Draining of disabled and elderly persons’ estates

The San Jose Mercury-News has an investigative series. Among the highlights: “At some point, this endless wasting of Danny Reed’s trust assets must stop,” said Judge Franklin Bondonno, throwing out $30,000 in fees billed to the special needs trust of a 37-year-old brain-damaged man, and regretting that he could not reach $145,000 previously billed. The “judge — in a highly unusual gesture — implored a higher court to overturn his decision.” Among recurring problems: “fee on fee” billing in which lawyers charge fees to persons under conservatorship for the legal effort expended in defending earlier fee bills. [editorial and links to articles in the series]

Connecticut: court-appointed probate lawyers seek immunity
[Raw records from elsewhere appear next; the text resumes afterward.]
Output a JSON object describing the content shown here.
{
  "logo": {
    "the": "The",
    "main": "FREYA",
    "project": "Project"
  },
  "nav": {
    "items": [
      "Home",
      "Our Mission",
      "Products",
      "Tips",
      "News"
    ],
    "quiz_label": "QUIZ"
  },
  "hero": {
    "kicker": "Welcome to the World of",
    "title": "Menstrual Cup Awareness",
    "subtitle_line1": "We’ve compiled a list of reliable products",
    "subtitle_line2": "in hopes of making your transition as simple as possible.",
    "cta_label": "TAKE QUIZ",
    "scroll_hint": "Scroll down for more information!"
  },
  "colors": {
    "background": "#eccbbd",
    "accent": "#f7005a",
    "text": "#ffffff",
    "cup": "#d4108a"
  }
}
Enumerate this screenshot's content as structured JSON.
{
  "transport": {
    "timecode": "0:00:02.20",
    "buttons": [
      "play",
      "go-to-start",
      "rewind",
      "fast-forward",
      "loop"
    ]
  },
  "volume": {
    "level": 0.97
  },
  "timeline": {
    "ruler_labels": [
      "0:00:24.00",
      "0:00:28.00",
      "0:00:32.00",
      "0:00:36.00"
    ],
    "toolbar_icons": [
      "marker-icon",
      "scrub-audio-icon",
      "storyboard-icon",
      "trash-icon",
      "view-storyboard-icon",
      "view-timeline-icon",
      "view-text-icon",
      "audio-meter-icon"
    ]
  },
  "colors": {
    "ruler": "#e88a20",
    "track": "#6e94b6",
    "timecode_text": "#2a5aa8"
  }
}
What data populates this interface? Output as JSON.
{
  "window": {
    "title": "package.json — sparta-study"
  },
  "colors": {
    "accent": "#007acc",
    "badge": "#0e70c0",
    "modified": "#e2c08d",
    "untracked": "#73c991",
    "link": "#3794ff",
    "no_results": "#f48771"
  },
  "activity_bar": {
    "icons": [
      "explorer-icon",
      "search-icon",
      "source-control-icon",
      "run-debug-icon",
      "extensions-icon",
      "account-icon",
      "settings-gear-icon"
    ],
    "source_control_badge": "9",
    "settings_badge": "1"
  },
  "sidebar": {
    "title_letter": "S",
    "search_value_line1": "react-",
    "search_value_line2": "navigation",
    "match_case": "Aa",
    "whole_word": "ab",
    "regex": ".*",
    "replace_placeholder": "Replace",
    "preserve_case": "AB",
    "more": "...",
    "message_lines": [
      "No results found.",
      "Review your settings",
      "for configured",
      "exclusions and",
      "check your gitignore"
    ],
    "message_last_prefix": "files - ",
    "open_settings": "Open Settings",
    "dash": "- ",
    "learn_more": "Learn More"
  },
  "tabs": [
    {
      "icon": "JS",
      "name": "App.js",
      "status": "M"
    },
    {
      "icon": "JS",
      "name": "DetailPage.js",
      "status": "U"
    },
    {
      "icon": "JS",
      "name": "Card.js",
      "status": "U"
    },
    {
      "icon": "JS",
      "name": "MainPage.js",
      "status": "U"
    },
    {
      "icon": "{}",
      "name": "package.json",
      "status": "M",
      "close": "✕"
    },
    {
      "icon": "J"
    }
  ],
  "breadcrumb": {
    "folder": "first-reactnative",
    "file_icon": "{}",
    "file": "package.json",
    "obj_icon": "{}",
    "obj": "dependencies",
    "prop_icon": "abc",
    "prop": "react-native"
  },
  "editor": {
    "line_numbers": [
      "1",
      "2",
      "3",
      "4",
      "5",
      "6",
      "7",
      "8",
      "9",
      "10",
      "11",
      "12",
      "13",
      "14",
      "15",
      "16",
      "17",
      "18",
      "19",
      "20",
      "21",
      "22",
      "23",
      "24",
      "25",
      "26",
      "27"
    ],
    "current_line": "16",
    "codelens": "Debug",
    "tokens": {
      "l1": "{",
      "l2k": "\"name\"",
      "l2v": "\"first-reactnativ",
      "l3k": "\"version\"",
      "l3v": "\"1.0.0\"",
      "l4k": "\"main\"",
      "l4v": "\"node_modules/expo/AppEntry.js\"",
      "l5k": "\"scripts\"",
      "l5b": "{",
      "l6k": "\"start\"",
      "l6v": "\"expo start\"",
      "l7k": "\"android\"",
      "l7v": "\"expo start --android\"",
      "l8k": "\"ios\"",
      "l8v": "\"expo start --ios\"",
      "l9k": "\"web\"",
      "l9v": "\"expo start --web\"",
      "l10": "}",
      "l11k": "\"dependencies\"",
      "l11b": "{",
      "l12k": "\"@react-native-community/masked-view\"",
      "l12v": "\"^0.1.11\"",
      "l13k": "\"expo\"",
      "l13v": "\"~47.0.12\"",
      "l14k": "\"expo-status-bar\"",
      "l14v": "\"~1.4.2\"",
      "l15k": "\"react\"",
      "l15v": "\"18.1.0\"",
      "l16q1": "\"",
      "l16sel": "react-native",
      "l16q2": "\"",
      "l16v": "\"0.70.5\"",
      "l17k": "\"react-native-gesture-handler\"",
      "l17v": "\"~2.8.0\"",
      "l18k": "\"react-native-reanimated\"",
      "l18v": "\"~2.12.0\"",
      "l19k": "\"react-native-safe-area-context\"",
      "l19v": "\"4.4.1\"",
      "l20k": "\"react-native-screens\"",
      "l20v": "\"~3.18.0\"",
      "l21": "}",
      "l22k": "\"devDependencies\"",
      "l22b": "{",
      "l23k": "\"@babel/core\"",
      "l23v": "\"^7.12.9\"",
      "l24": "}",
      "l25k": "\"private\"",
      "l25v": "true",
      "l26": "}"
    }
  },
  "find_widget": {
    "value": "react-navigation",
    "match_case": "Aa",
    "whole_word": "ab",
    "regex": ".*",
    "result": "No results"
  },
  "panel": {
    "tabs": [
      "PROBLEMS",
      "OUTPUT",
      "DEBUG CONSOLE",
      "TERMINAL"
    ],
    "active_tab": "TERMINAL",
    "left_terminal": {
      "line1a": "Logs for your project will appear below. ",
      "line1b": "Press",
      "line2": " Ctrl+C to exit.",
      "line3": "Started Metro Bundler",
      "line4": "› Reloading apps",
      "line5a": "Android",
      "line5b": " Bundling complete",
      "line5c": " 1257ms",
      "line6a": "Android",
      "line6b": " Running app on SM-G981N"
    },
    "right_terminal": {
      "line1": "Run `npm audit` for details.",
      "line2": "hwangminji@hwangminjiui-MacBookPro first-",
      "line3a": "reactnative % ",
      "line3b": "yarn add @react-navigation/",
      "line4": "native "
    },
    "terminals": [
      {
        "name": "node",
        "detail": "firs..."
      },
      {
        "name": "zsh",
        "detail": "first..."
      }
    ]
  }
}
The Connecticut Supreme Court is being asked to rule that lawyers and conservators appointed by probate judges are immune from being sued by those they represent. The case arose “because of the abuse that Daniel Gross, an elderly New York man, suffered during 2005 and 2006 at the hands of a Waterbury probate court after he became sick while visiting his daughter.” Gross was placed in a nursing home on conservator’s orders, a decision eventually reversed by a court. [Rick Green, Hartford Courant]

October 9 roundup

  • Update: “Tax Panel Rejects Lawyer’s Bid to Deduct Spending for Sex” [NYLJ, William Barrett/Forbes, earlier] And: “Musings on laws affecting adult entertainment, alcoholic beverages and other ‘vice’ industries” [Meeting the Sin Laws blog]
  • Mississippi: judge jails lawyer for not saying Pledge of Allegiance [Freeland]
  • More on much-written-about Israeli “rape by fraud” case [Volokh, more, earlier here and here]
  • “Tribune bankruptcy talks complicated by emergence of pugnacious hedge fund” [Romenesko; earlier on involvement of hedge funds in bankruptcies]
  • More disturbing tales from Connecticut probate court [Rick Green, Hartford Courant, earlier]
  • Marc Williams of the Defense Research Institute responds to Ted Frank’s criticism of many defense lawyers [PoL]
  • Advice for Australians: to fix your litigation system, look to Germany’s success [Ackland, Sydney Morning Herald]
  • Rep. John Hall (D-N.Y.) & ’70s band Orleans threaten suit against GOP remix [“Orleans Reunion Tour“]